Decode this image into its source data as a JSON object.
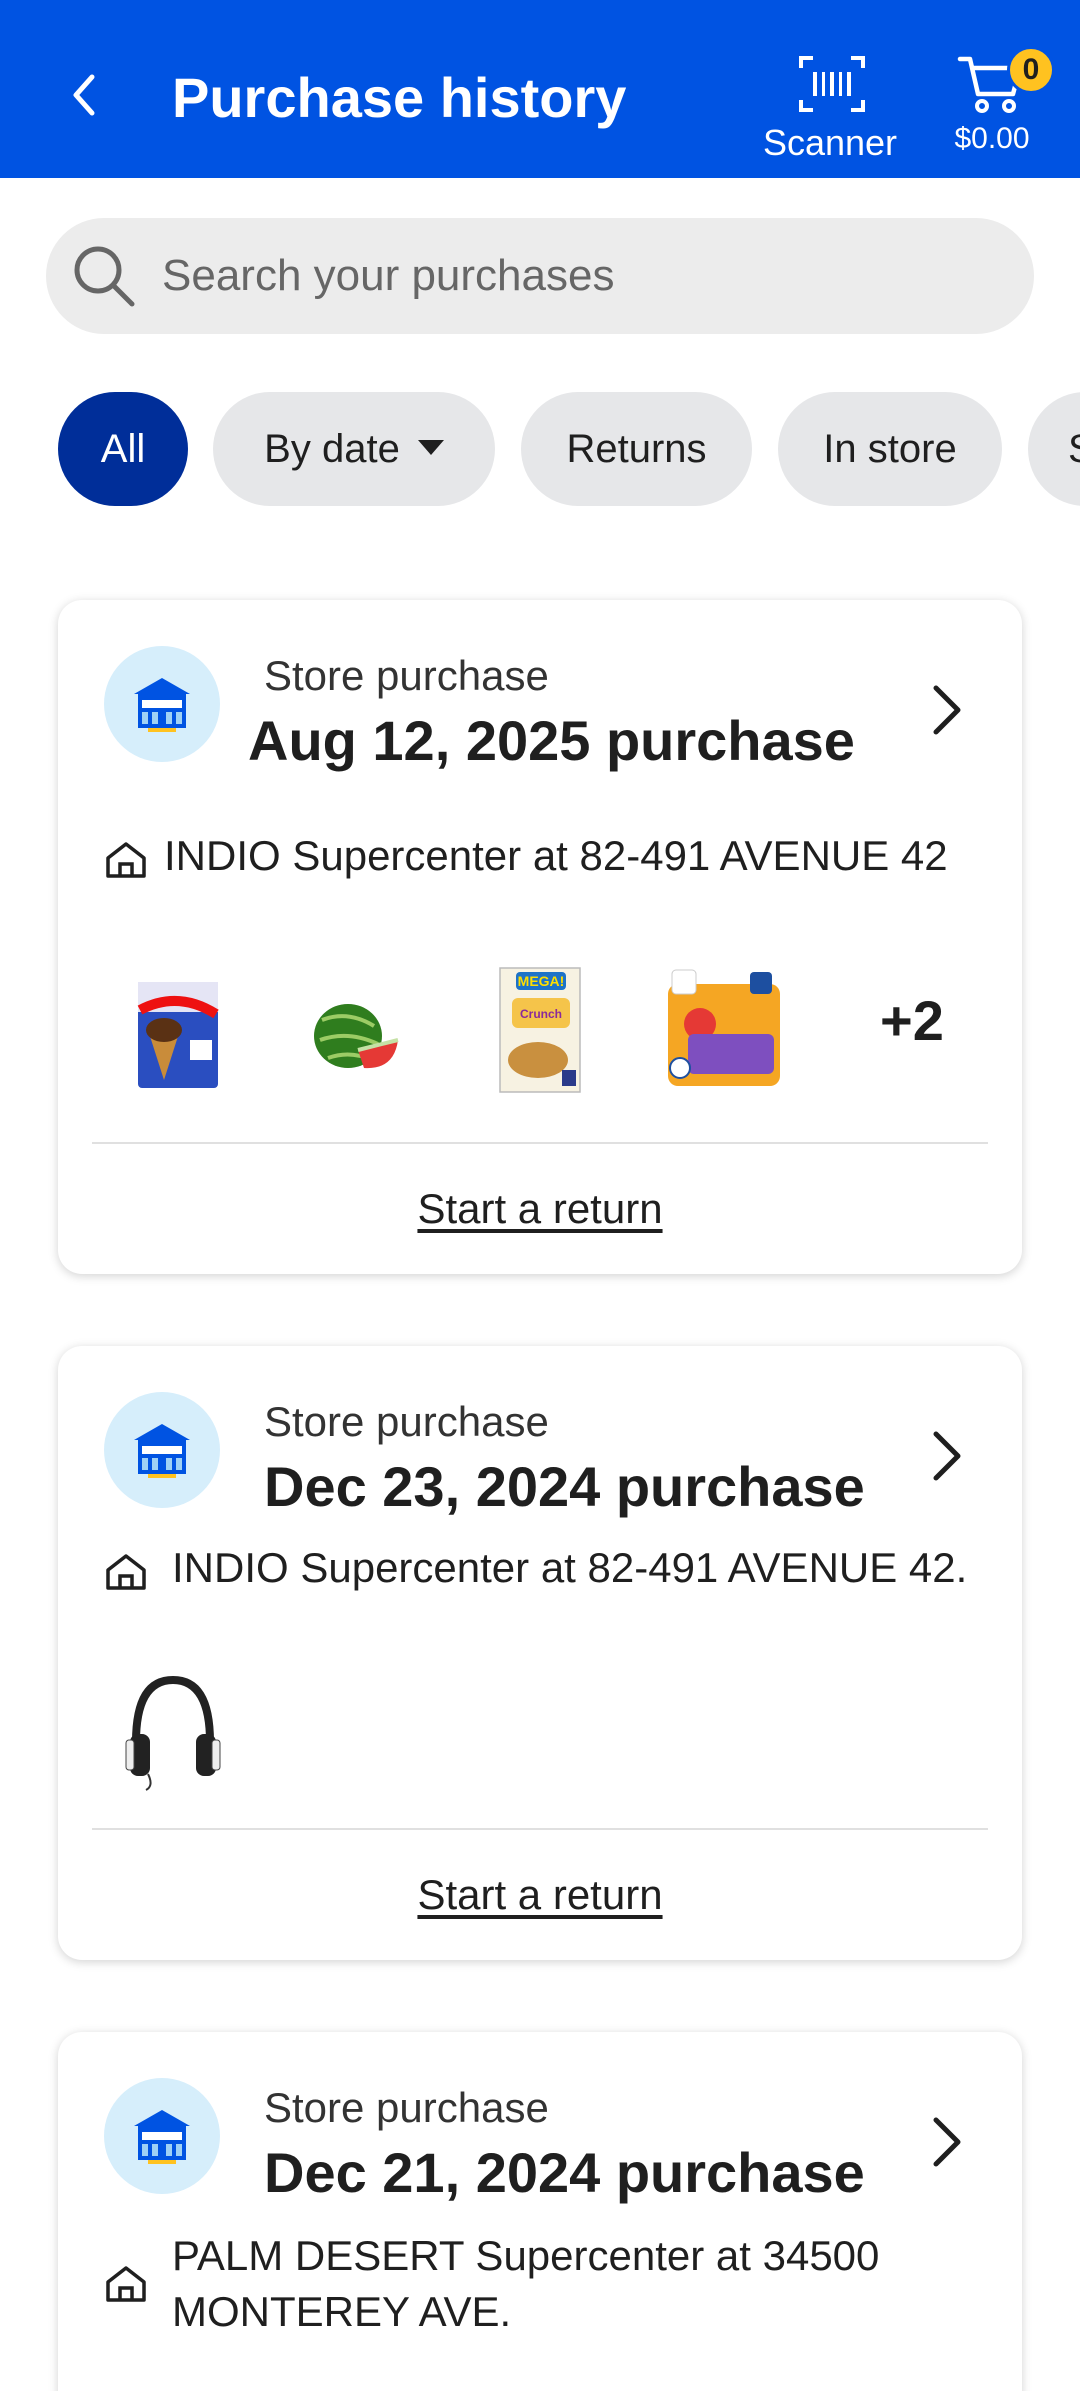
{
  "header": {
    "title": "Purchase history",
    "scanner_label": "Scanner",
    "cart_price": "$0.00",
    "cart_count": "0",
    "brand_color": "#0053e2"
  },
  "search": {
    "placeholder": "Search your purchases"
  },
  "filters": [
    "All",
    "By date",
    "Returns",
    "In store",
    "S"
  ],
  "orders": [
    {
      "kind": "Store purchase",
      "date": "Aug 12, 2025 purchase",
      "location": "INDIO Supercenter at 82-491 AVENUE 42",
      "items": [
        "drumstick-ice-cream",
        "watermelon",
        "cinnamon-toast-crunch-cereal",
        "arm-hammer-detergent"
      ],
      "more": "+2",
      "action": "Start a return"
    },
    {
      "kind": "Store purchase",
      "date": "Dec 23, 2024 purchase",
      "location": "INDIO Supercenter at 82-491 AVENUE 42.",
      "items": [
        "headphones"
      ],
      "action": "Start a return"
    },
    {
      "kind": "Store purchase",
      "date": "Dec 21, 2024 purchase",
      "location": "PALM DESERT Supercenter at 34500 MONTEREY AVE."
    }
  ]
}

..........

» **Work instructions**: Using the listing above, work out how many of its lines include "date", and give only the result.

» **Exercise response**: 4